Friday, November 11, 2016

What Is Right Or What Is Easy

I haven't written one of these in awhile, almost a year in fact.  I don't know if they'll be regular again, but I'm feeling like I need a place to speak.

Earlier this week Presidential Elections came to a close and the results weren't what I wanted, it wasn't who I voted for.  I needed a few days to process what this election means, not just for me, but for so many people across the country and the world.

This election has empowered a long quieted group of people, white people. I know what you're thinking, white people haven't been quiet ever, and you're right, but there's a group of White People (the capitol letters necessary about this particular subset of white people), who have been long quieted because progress has left them behind.  They haven't had a candidate who said what they were thinking about the minority groups they so desperately want out.  White people feel that they've lost control of their country because they wrongly believe that it's their country.

This election cycle has incited a very real and justified fear in minority and marginalized groups, a fear that did not end on election night and no matter who won, that fear stays because it's not all about the candidate, it's about what the candidates have inspired in people.

The country is the most divided that I have ever seen it.  I'm scared for my friends of color, I'm  scared for my immigrant friends, I'm scared for the LGBTQ+ community, I'm scared for women.

But I'm struggling to find my place in this new in country because I had two options:

1. I could hide behind the color of my skin, I can hide my sexual identity because as a bisexual, I can keep quiet about my struggled with anxiety and mental health, I can let men decided what is to be done with my body, I could hold my tongue about sexual assault, I could sit back and watch while minority groups are harassed and scared for their lives because that is what's easy for me.

But that's bullshit.

I think that J.K. Rowling put it best when she said,  “Dark times lie ahead of us and there will be a time when we must choose between what is easy and what is right." I've never been one to sit ideally by and watch as bad things happen, the easy road doesn't really appeal to me. 

So that leaves number two.

2. This option is harder, but in my experience doing what is right isn't always easy.

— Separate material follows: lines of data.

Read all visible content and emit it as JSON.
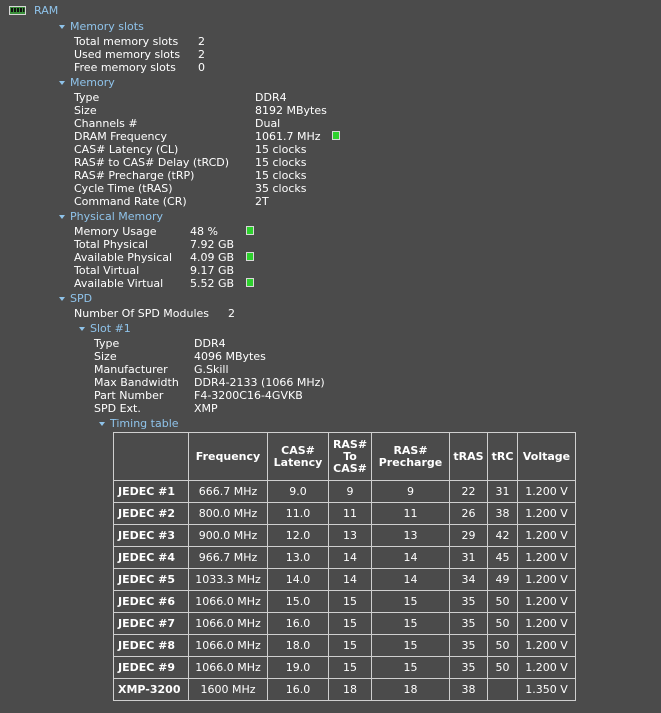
{
  "root": {
    "label": "RAM",
    "icon": "ram-module-icon"
  },
  "memory_slots": {
    "header": "Memory slots",
    "rows": [
      {
        "label": "Total memory slots",
        "value": "2"
      },
      {
        "label": "Used memory slots",
        "value": "2"
      },
      {
        "label": "Free memory slots",
        "value": "0"
      }
    ]
  },
  "memory": {
    "header": "Memory",
    "rows": [
      {
        "label": "Type",
        "value": "DDR4"
      },
      {
        "label": "Size",
        "value": "8192 MBytes"
      },
      {
        "label": "Channels #",
        "value": "Dual"
      },
      {
        "label": "DRAM Frequency",
        "value": "1061.7 MHz"
      },
      {
        "label": "CAS# Latency (CL)",
        "value": "15 clocks"
      },
      {
        "label": "RAS# to CAS# Delay (tRCD)",
        "value": "15 clocks"
      },
      {
        "label": "RAS# Precharge (tRP)",
        "value": "15 clocks"
      },
      {
        "label": "Cycle Time (tRAS)",
        "value": "35 clocks"
      },
      {
        "label": "Command Rate (CR)",
        "value": "2T"
      }
    ]
  },
  "physical_memory": {
    "header": "Physical Memory",
    "rows": [
      {
        "label": "Memory Usage",
        "value": "48 %"
      },
      {
        "label": "Total Physical",
        "value": "7.92 GB"
      },
      {
        "label": "Available Physical",
        "value": "4.09 GB"
      },
      {
        "label": "Total Virtual",
        "value": "9.17 GB"
      },
      {
        "label": "Available Virtual",
        "value": "5.52 GB"
      }
    ]
  },
  "spd": {
    "header": "SPD",
    "modules_label": "Number Of SPD Modules",
    "modules_value": "2",
    "slot": {
      "header": "Slot #1",
      "rows": [
        {
          "label": "Type",
          "value": "DDR4"
        },
        {
          "label": "Size",
          "value": "4096 MBytes"
        },
        {
          "label": "Manufacturer",
          "value": "G.Skill"
        },
        {
          "label": "Max Bandwidth",
          "value": "DDR4-2133 (1066 MHz)"
        },
        {
          "label": "Part Number",
          "value": "F4-3200C16-4GVKB"
        },
        {
          "label": "SPD Ext.",
          "value": "XMP"
        }
      ],
      "timing_header": "Timing table"
    }
  },
  "timing_table": {
    "columns": [
      "Frequency",
      "CAS# Latency",
      "RAS# To CAS#",
      "RAS# Precharge",
      "tRAS",
      "tRC",
      "Voltage"
    ],
    "rows": [
      {
        "name": "JEDEC #1",
        "cells": [
          "666.7 MHz",
          "9.0",
          "9",
          "9",
          "22",
          "31",
          "1.200 V"
        ]
      },
      {
        "name": "JEDEC #2",
        "cells": [
          "800.0 MHz",
          "11.0",
          "11",
          "11",
          "26",
          "38",
          "1.200 V"
        ]
      },
      {
        "name": "JEDEC #3",
        "cells": [
          "900.0 MHz",
          "12.0",
          "13",
          "13",
          "29",
          "42",
          "1.200 V"
        ]
      },
      {
        "name": "JEDEC #4",
        "cells": [
          "966.7 MHz",
          "13.0",
          "14",
          "14",
          "31",
          "45",
          "1.200 V"
        ]
      },
      {
        "name": "JEDEC #5",
        "cells": [
          "1033.3 MHz",
          "14.0",
          "14",
          "14",
          "34",
          "49",
          "1.200 V"
        ]
      },
      {
        "name": "JEDEC #6",
        "cells": [
          "1066.0 MHz",
          "15.0",
          "15",
          "15",
          "35",
          "50",
          "1.200 V"
        ]
      },
      {
        "name": "JEDEC #7",
        "cells": [
          "1066.0 MHz",
          "16.0",
          "15",
          "15",
          "35",
          "50",
          "1.200 V"
        ]
      },
      {
        "name": "JEDEC #8",
        "cells": [
          "1066.0 MHz",
          "18.0",
          "15",
          "15",
          "35",
          "50",
          "1.200 V"
        ]
      },
      {
        "name": "JEDEC #9",
        "cells": [
          "1066.0 MHz",
          "19.0",
          "15",
          "15",
          "35",
          "50",
          "1.200 V"
        ]
      },
      {
        "name": "XMP-3200",
        "cells": [
          "1600 MHz",
          "16.0",
          "18",
          "18",
          "38",
          "",
          "1.350 V"
        ]
      }
    ]
  },
  "colors": {
    "background": "#4b4b4b",
    "header_text": "#8fc3ea",
    "indicator": "#2ed12e"
  }
}
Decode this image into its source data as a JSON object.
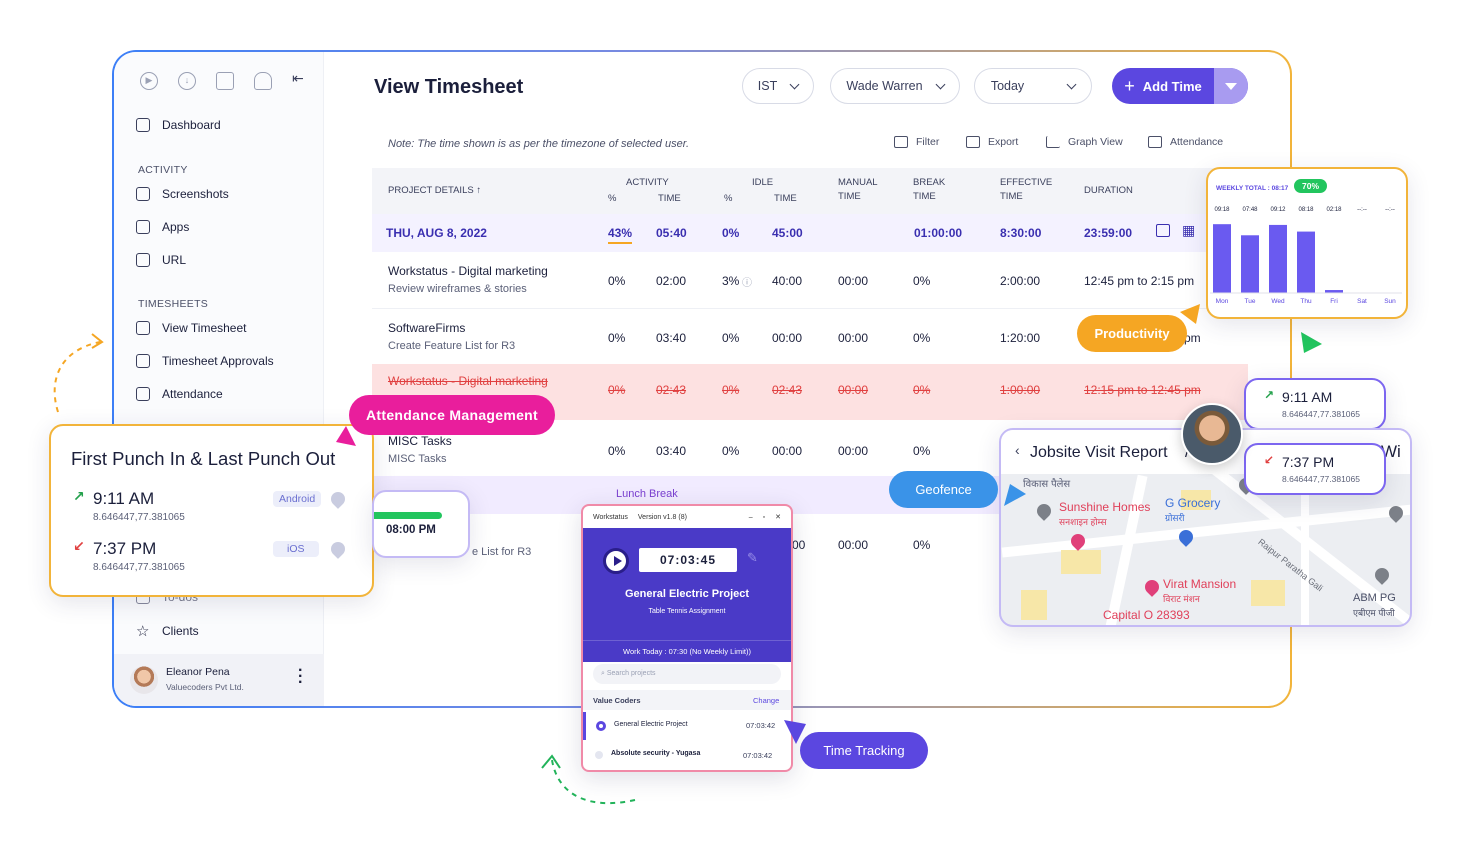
{
  "sidebar": {
    "dashboard": "Dashboard",
    "activity_heading": "ACTIVITY",
    "activity_items": [
      "Screenshots",
      "Apps",
      "URL"
    ],
    "timesheets_heading": "TIMESHEETS",
    "timesheet_items": [
      "View Timesheet",
      "Timesheet Approvals",
      "Attendance"
    ],
    "partial_item": "To-dos",
    "clients": "Clients",
    "user_name": "Eleanor Pena",
    "user_company": "Valuecoders Pvt Ltd."
  },
  "header": {
    "title": "View Timesheet",
    "timezone": "IST",
    "user_select": "Wade Warren",
    "date_select": "Today",
    "add_time": "Add Time"
  },
  "toolbar": {
    "note": "Note: The time shown is as per the timezone of selected user.",
    "filter": "Filter",
    "export": "Export",
    "graph_view": "Graph View",
    "attendance": "Attendance"
  },
  "table": {
    "headers": {
      "project": "PROJECT DETAILS ↑",
      "activity": "ACTIVITY",
      "activity_pct": "%",
      "activity_time": "TIME",
      "idle": "IDLE",
      "idle_pct": "%",
      "idle_time": "TIME",
      "manual": "MANUAL",
      "manual2": "TIME",
      "break": "BREAK",
      "break2": "TIME",
      "effective": "EFFECTIVE",
      "effective2": "TIME",
      "duration": "DURATION"
    },
    "date_row": {
      "date": "THU, AUG 8, 2022",
      "activity_pct": "43%",
      "activity_time": "05:40",
      "idle_pct": "0%",
      "idle_time": "45:00",
      "break_time": "01:00:00",
      "effective": "8:30:00",
      "duration": "23:59:00"
    },
    "rows": [
      {
        "project": "Workstatus - Digital marketing",
        "task": "Review wireframes & stories",
        "a_pct": "0%",
        "a_time": "02:00",
        "i_pct": "3%",
        "i_time": "40:00",
        "manual": "00:00",
        "brk": "0%",
        "effective": "2:00:00",
        "duration": "12:45 pm to 2:15 pm"
      },
      {
        "project": "SoftwareFirms",
        "task": "Create Feature List for R3",
        "a_pct": "0%",
        "a_time": "03:40",
        "i_pct": "0%",
        "i_time": "00:00",
        "manual": "00:00",
        "brk": "0%",
        "effective": "1:20:00",
        "duration": "pm"
      },
      {
        "project": "Workstatus - Digital marketing",
        "task": "",
        "a_pct": "0%",
        "a_time": "02:43",
        "i_pct": "0%",
        "i_time": "02:43",
        "manual": "00:00",
        "brk": "0%",
        "effective": "1:00:00",
        "duration": "12:15 pm to 12:45 pm"
      },
      {
        "project": "MISC Tasks",
        "task": "MISC Tasks",
        "a_pct": "0%",
        "a_time": "03:40",
        "i_pct": "0%",
        "i_time": "00:00",
        "manual": "00:00",
        "brk": "0%",
        "effective": "",
        "duration": ""
      }
    ],
    "lunch": "Lunch Break",
    "last_row": {
      "task": "e List for R3",
      "i_time": "00",
      "manual": "00:00",
      "brk": "0%"
    }
  },
  "tags": {
    "attendance": "Attendance Management",
    "productivity": "Productivity",
    "geofence": "Geofence",
    "time_tracking": "Time Tracking"
  },
  "punch_card": {
    "title": "First Punch In & Last Punch Out",
    "in_time": "9:11 AM",
    "in_coord": "8.646447,77.381065",
    "in_os": "Android",
    "out_time": "7:37 PM",
    "out_coord": "8.646447,77.381065",
    "out_os": "iOS"
  },
  "break_card": {
    "time": "08:00 PM"
  },
  "chart_card": {
    "label": "WEEKLY TOTAL : 08:17",
    "pct": "70%"
  },
  "chart_data": {
    "type": "bar",
    "categories": [
      "Mon",
      "Tue",
      "Wed",
      "Thu",
      "Fri",
      "Sat",
      "Sun"
    ],
    "values": [
      9.3,
      7.8,
      9.2,
      8.3,
      0.4,
      0,
      0
    ],
    "labels": [
      "09:18",
      "07:48",
      "09:12",
      "08:18",
      "02:18",
      "--:--",
      "--:--"
    ],
    "ylim": [
      0,
      10
    ],
    "color": "#6a5af0"
  },
  "geo": {
    "in_time": "9:11 AM",
    "in_coord": "8.646447,77.381065",
    "out_time": "7:37 PM",
    "out_coord": "8.646447,77.381065",
    "map_title": "Jobsite Visit Report",
    "map_title_tail": "/",
    "wi": "Wi",
    "places": [
      "Sunshine Homes",
      "सनशाइन होम्स",
      "G Grocery",
      "ग्रोसरी",
      "Virat Mansion",
      "विराट मंशन",
      "Capital O 28393",
      "ABM PG",
      "एबीएम पीजी",
      "Raipur Paratha Gali",
      "विकास पैलेस"
    ]
  },
  "app": {
    "name": "Workstatus",
    "version": "Version v1.8 (8)",
    "timer": "07:03:45",
    "project": "General Electric Project",
    "task": "Table Tennis Assignment",
    "work_today": "Work Today : 07:30 (No Weekly Limit))",
    "search_placeholder": "Search projects",
    "org": "Value Coders",
    "change": "Change",
    "projects": [
      {
        "name": "General Electric Project",
        "time": "07:03:42"
      },
      {
        "name": "Absolute security - Yugasa",
        "time": "07:03:42"
      }
    ]
  },
  "colors": {
    "brand": "#5b47e0",
    "pink": "#e91e9c",
    "orange": "#f5a623",
    "blue": "#3a93e8",
    "green": "#22c55e"
  }
}
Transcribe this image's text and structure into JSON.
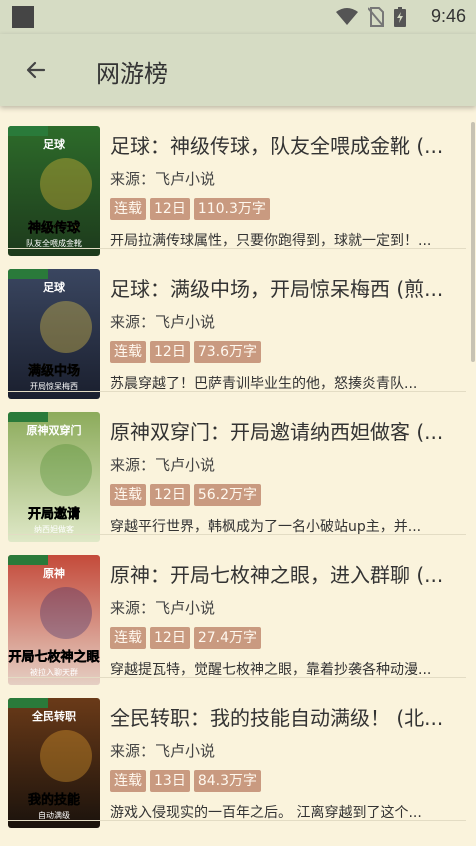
{
  "status_bar": {
    "time": "9:46",
    "icons": [
      "wifi-icon",
      "no-sim-icon",
      "battery-charging-icon"
    ]
  },
  "header": {
    "title": "网游榜",
    "back_icon": "arrow-left-icon"
  },
  "colors": {
    "app_bar": "#d6dcc4",
    "background": "#faf3dc",
    "tag": "#c99a80"
  },
  "books": [
    {
      "title": "足球：神级传球，队友全喂成金靴 (...",
      "source": "来源：飞卢小说",
      "tags": [
        "连载",
        "12日",
        "110.3万字"
      ],
      "desc": "开局拉满传球属性，只要你跑得到，球就一定到！..."
    },
    {
      "title": "足球：满级中场，开局惊呆梅西 (煎...",
      "source": "来源：飞卢小说",
      "tags": [
        "连载",
        "12日",
        "73.6万字"
      ],
      "desc": "苏晨穿越了！巴萨青训毕业生的他，怒揍炎青队..."
    },
    {
      "title": "原神双穿门：开局邀请纳西妲做客 (...",
      "source": "来源：飞卢小说",
      "tags": [
        "连载",
        "12日",
        "56.2万字"
      ],
      "desc": "穿越平行世界，韩枫成为了一名小破站up主，并..."
    },
    {
      "title": "原神：开局七枚神之眼，进入群聊 (...",
      "source": "来源：飞卢小说",
      "tags": [
        "连载",
        "12日",
        "27.4万字"
      ],
      "desc": "穿越提瓦特，觉醒七枚神之眼，靠着抄袭各种动漫..."
    },
    {
      "title": "全民转职：我的技能自动满级！ (北...",
      "source": "来源：飞卢小说",
      "tags": [
        "连载",
        "13日",
        "84.3万字"
      ],
      "desc": "游戏入侵现实的一百年之后。 江离穿越到了这个..."
    }
  ],
  "covers": [
    {
      "lines": [
        "足球",
        "神级传球",
        "队友全喂成金靴"
      ],
      "colors": [
        "#1d3a1c",
        "#2d6b2a",
        "#f3c43c"
      ]
    },
    {
      "lines": [
        "足球",
        "满级中场",
        "开局惊呆梅西"
      ],
      "colors": [
        "#1a1f2e",
        "#3a4660",
        "#f2d24a"
      ]
    },
    {
      "lines": [
        "原神双穿门",
        "开局邀请",
        "纳西妲做客"
      ],
      "colors": [
        "#dfe8c7",
        "#8cab5b",
        "#4a8a2e"
      ]
    },
    {
      "lines": [
        "原神",
        "开局七枚神之眼",
        "被拉入聊天群"
      ],
      "colors": [
        "#e5cfc3",
        "#c44a3a",
        "#3a2a6a"
      ]
    },
    {
      "lines": [
        "全民转职",
        "我的技能",
        "自动满级"
      ],
      "colors": [
        "#1a120c",
        "#6a3a18",
        "#f0a830"
      ]
    }
  ]
}
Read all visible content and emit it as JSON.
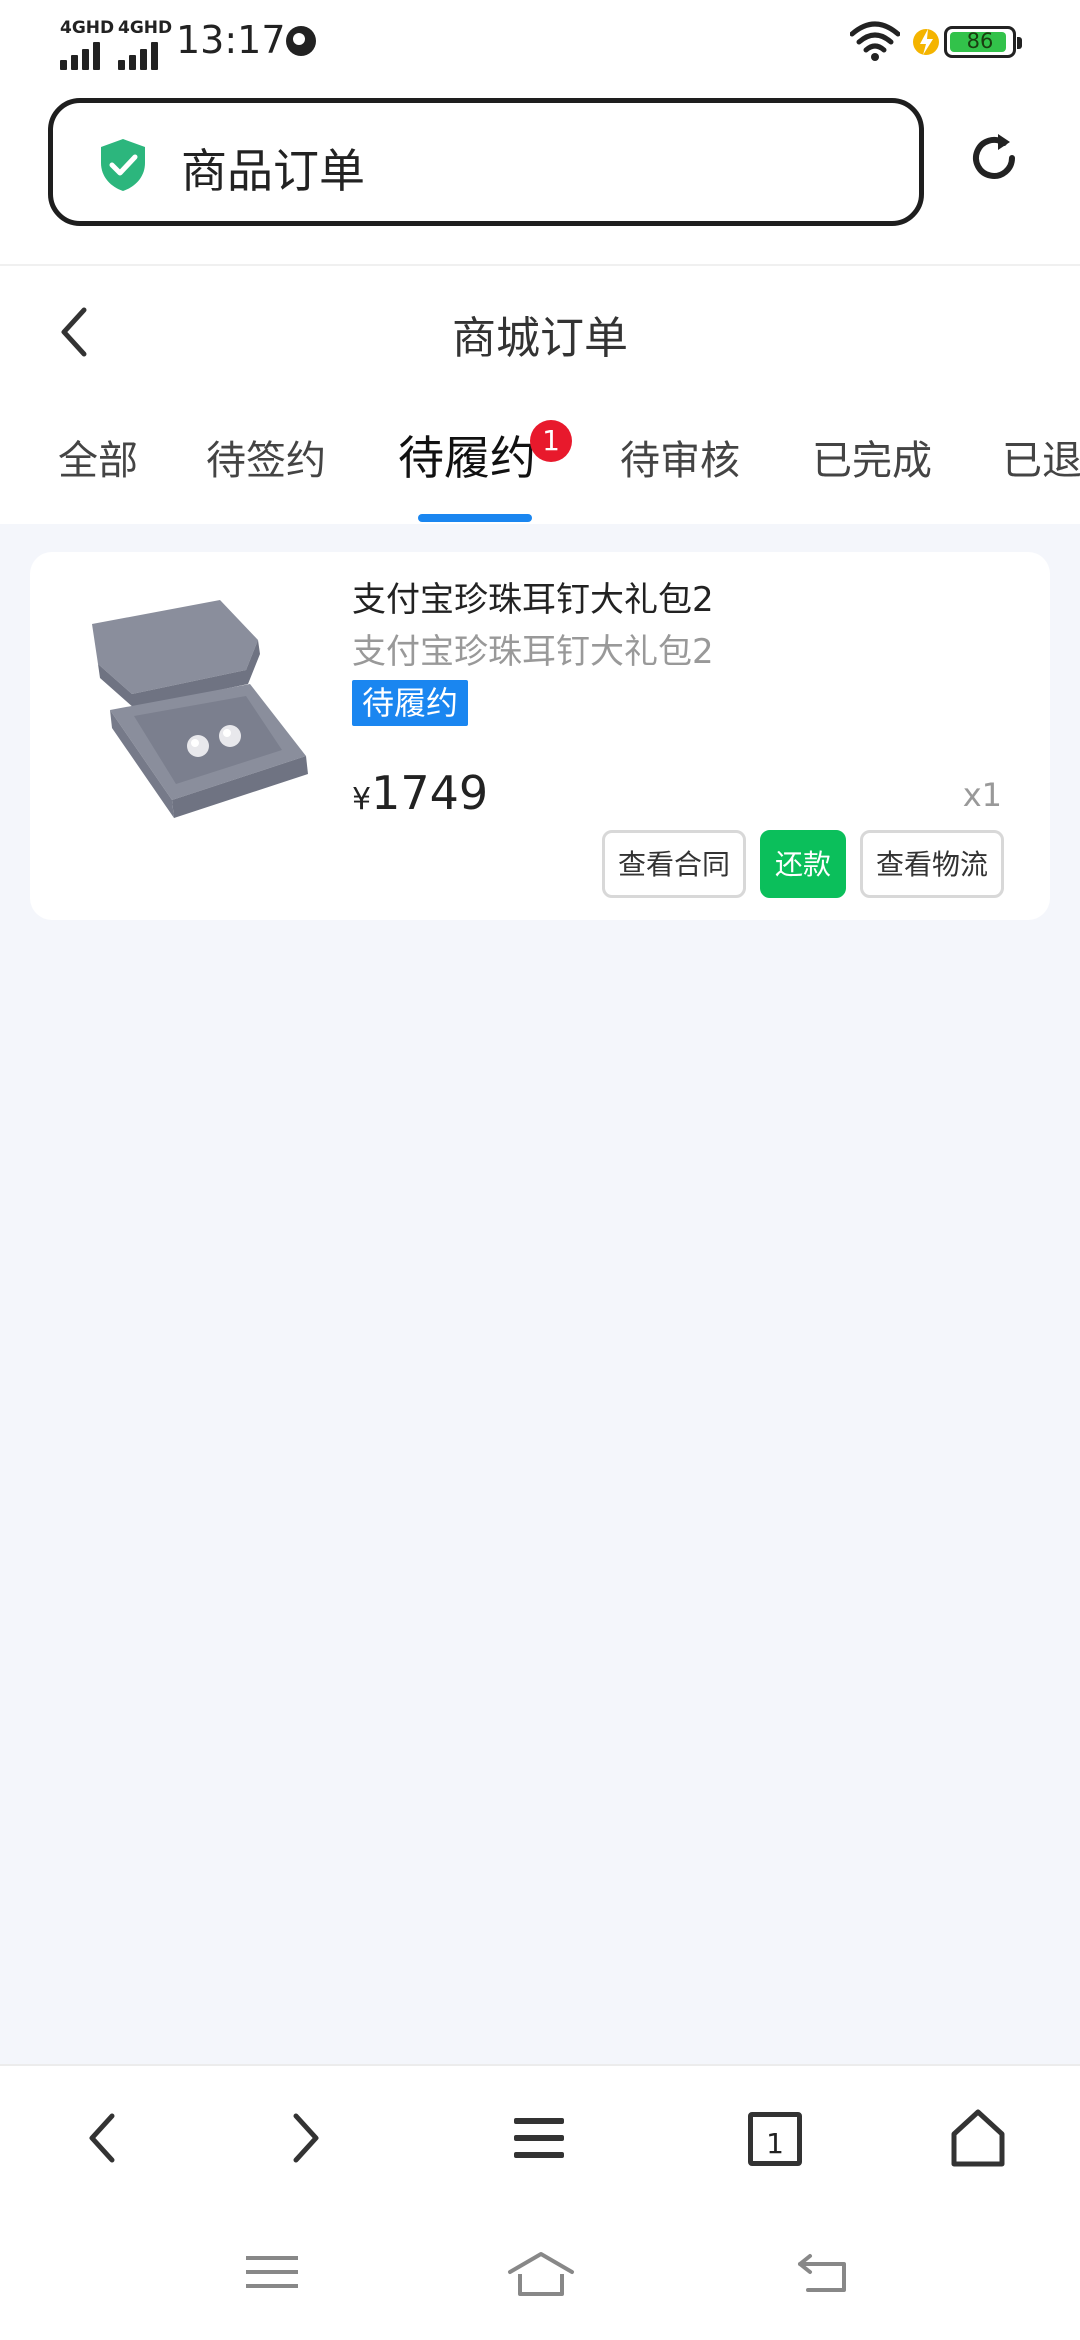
{
  "status_bar": {
    "network_1": "4GHD",
    "network_2": "4GHD",
    "time": "13:17",
    "battery_level": "86"
  },
  "browser": {
    "url_text": "商品订单",
    "tab_count": "1"
  },
  "header": {
    "title": "商城订单"
  },
  "tabs": [
    {
      "label": "全部"
    },
    {
      "label": "待签约"
    },
    {
      "label": "待履约",
      "badge": "1",
      "active": true
    },
    {
      "label": "待审核"
    },
    {
      "label": "已完成"
    },
    {
      "label": "已退"
    }
  ],
  "order": {
    "title": "支付宝珍珠耳钉大礼包2",
    "subtitle": "支付宝珍珠耳钉大礼包2",
    "status": "待履约",
    "currency": "¥",
    "price": "1749",
    "quantity": "x1",
    "buttons": {
      "contract": "查看合同",
      "pay": "还款",
      "logistics": "查看物流"
    }
  },
  "colors": {
    "accent_blue": "#1a86f0",
    "pay_green": "#0bbf5b",
    "badge_red": "#e8192c",
    "page_bg": "#f4f6fb"
  }
}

I will stand by my friends of color, in the LGBTQ community, with disabilities, with vaginas (because it's a reproductive organ and not a bad word), who are immigrants, who are Muslim, who are Jewish.  I will stand for anyone who is fearful for their safely because the last three days have seen a rise in hate crimes and hateful language. 

There are times where I wish that I was blind to all of this, that I had my head in the sand, but then I think about all of the people that I love who are directly effected and it strengthens my resolve. 

So I guess what I'm trying to say is, I'm here for a fight.  I'm here to stand tall and not back down. I"m here to be an amplifier for the voices that are being shouted over. I am here and I'm not going anywhere. 

I want to end with a message to my fellow white people.  Do not devalue someone's fear because you are not afraid.  The color of your skin protects you from a lot of the current climate, but that doesn't mean the fear isn't real. 

Since election night there have been countless reports of hate crimes and of hate fueled vandalism. The fear that minorities feel is real and cannot be overlooked merely because you don't understand it. Don't believe me, look here, here, here, here, here, or simply Google, hate crimes since election. 

I am aware that Donald isn't the one out there committing these crimes, but it is the people that he inspired with his hateful, fear mongering, racist, bigoted language. 

This is the time for white people to step up.  When you step back and watch you become part of the problem.  This is your call to action.  When you see hate being spewed, intervene. Prove that you're better than bigotry, prove that America truly can be great if we all work together to move forward, not back.